Roger Corder, The Wine Diet
This show was published 29 December 2006
This week we talk to Roger Corder the author of a new book, The Wine Diet. The book sets out to explain the health benefits that can be derived from drinking red wine in moderation and how it may help improve the quality and quantity of life. The book was serialised in the Telegraph in the run up to Christmas 2006 and the author Roger Corder is a professor in experimental therapeutics at the William Harvey Research Institute in London. I have reviewed the book here, .
In the interview Roger gives us a run down on how he found a relationship between drinking certain types of red wine and groups of people living longer than average. In the course of his research he identified that wine and food are a beneficial combination that can help people live better and longer. He has identified that wines rich in tannins have a particular type of tannin called procyanidins which impart benefits through improved blood flow. Wines that are rich in procyanidins can often be found all over the world but they are rarely seen in wines designed for easy quaffing. Procyanidin-rich wines have high tannins and need food to balance out the drying and sometimes astringent effect of the tannins. This works well with Roger's view that the positive effects of the red wine need to tempered with the negative health effects of alcohol, and slowing down the alcohol hitting your blood stream by drinking with food leads him to recommend drinking wine with meals. He suggests that if you can avoid drinking on an empty stomach you can enjoy between two and three 125ml glasses or between 250ml to 375ml a day.

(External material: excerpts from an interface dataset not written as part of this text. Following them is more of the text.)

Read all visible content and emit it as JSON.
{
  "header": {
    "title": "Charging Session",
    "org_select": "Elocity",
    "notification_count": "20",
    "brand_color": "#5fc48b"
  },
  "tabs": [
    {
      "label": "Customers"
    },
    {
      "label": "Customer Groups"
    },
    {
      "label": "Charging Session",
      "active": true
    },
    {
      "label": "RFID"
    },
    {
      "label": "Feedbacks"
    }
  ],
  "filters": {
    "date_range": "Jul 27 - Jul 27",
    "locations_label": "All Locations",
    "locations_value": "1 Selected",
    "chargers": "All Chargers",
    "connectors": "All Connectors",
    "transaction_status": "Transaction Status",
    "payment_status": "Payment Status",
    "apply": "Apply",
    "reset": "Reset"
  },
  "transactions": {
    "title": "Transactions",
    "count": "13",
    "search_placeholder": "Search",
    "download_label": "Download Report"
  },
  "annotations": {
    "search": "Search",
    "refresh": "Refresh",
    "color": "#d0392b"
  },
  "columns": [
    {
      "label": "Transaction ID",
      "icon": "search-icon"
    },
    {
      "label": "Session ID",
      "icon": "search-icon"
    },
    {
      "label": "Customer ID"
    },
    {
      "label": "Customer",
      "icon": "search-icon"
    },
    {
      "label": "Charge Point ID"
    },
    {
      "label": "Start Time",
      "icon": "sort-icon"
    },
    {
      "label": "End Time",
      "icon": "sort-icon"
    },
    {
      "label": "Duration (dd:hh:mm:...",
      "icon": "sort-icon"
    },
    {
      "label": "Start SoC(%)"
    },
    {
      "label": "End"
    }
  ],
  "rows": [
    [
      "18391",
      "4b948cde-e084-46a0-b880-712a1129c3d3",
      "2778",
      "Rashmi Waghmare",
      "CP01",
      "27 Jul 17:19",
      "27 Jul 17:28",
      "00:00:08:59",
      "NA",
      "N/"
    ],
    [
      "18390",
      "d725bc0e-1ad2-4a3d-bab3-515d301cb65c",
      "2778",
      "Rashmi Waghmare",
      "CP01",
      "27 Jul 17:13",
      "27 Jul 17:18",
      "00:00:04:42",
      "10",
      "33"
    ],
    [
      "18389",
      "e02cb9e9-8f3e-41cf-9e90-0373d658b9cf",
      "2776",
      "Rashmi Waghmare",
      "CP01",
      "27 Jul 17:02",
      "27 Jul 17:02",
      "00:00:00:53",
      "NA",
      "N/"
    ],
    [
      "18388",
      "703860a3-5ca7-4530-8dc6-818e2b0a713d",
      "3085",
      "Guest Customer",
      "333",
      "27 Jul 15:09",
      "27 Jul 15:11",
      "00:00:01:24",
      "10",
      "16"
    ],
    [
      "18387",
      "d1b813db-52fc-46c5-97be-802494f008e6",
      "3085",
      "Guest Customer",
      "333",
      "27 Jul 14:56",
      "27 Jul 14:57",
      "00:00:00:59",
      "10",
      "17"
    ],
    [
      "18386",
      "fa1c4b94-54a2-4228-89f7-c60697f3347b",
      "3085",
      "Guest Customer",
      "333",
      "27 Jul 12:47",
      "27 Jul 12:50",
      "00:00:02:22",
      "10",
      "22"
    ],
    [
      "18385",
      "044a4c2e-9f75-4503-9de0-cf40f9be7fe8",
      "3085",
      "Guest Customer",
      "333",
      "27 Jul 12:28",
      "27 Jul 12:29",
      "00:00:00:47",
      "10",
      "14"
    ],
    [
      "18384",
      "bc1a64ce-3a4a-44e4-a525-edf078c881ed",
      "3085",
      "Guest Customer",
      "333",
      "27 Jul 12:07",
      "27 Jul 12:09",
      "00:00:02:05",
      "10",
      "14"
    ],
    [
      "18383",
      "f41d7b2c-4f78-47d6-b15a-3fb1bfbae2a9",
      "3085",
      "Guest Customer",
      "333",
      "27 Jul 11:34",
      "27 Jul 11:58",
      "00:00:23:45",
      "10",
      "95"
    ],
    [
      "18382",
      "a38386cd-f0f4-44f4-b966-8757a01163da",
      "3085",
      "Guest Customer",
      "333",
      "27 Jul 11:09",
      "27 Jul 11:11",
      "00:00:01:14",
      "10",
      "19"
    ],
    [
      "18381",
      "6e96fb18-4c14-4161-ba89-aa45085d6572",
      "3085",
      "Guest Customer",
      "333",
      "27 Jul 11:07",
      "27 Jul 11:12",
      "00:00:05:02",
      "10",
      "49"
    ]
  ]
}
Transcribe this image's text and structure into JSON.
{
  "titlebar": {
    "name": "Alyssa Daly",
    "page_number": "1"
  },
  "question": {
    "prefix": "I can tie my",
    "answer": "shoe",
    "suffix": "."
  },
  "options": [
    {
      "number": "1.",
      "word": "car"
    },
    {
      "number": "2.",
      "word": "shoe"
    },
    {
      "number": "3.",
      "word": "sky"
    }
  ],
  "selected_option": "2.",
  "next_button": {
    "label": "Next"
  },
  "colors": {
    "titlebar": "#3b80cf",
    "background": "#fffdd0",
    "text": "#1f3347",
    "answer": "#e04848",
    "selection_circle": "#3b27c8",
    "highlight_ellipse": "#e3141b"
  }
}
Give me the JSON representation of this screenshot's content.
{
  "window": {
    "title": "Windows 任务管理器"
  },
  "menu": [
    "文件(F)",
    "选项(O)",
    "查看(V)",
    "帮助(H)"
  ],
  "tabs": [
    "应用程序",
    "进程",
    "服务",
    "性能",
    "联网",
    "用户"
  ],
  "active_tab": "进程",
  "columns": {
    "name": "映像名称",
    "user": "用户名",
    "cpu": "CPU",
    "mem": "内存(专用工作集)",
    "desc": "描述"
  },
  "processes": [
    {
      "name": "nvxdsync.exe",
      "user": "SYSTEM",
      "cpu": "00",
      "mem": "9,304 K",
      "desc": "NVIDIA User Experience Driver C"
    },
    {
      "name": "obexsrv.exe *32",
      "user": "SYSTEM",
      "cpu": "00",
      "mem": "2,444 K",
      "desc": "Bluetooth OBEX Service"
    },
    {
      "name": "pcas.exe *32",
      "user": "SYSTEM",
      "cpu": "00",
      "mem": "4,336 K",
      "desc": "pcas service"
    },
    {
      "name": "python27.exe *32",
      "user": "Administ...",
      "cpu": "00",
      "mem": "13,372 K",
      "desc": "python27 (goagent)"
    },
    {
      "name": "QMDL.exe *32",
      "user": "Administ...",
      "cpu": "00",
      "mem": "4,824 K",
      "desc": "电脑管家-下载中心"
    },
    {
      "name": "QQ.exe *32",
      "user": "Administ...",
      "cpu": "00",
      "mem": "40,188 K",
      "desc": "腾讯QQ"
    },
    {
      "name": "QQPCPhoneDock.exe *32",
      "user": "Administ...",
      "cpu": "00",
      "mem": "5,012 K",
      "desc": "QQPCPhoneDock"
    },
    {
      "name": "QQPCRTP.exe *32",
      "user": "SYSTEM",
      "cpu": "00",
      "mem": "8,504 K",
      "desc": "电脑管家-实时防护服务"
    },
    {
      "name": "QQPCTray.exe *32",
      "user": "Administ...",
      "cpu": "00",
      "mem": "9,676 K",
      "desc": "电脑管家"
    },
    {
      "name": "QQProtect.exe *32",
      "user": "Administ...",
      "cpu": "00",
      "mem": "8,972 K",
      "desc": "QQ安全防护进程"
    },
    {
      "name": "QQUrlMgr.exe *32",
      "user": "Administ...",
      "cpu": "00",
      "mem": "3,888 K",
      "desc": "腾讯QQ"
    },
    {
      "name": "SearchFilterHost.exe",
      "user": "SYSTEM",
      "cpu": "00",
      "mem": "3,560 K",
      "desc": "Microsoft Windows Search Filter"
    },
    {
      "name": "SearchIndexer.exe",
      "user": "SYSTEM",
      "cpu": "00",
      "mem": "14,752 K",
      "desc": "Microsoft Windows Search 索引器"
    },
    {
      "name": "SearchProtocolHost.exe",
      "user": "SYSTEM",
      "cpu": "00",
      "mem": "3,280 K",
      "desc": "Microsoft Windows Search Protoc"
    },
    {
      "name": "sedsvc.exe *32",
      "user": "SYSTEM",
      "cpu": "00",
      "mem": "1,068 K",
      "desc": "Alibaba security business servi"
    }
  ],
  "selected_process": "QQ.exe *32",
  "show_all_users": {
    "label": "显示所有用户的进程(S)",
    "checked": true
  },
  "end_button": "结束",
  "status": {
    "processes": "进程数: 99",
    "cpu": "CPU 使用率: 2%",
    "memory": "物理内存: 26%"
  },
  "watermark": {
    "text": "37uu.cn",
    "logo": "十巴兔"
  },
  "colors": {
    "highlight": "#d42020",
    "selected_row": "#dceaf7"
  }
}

The key benefits of red wine consumption are derived from an improvement in the flow of blood in the body (vascular function) decreasing the risk of heart attacks, strokes and other heart-related diseases.
In summarty drinking red wine in moderation along with a healthy diet, regular exercise and not smoking can make a great start to improving the length and quality of your life. Bottoms up!
Polyphenols are natural chemical compounds found in grapes that provide colour, tannin and some flavours to the grape.
Tannins are responsible for the drying almost astringent taste in the mouth and usually come from the skin and seeds, although the stalks do contain tannins.
Anthocyanins are responsible for the colour of red wine and the pigmentation comes primarily from the skin of the grape.
Procyanidins are thought to improve blood flow in the body and reduce the risk of heart attacks. The are often found in wines that are high in other Polyphenols rich wines such as tannins and anthocyanins.
Flavonoids are subset of Polyphenols and include Anthocyanins and Catechins. They are the largest know subset of Polyphenols and make up to 90% of the Polyphenols found in red wine.
The UK Wine Show is sponsored by ThirtyFifty. Our team of wine tasters are busy entertaining and educating UK consumers to help them get the most out of wine.
The music used for the UK Wine Show is Griffes de Jingle 1 by Marcel de la Jartèle and Silence by Etoile Noire.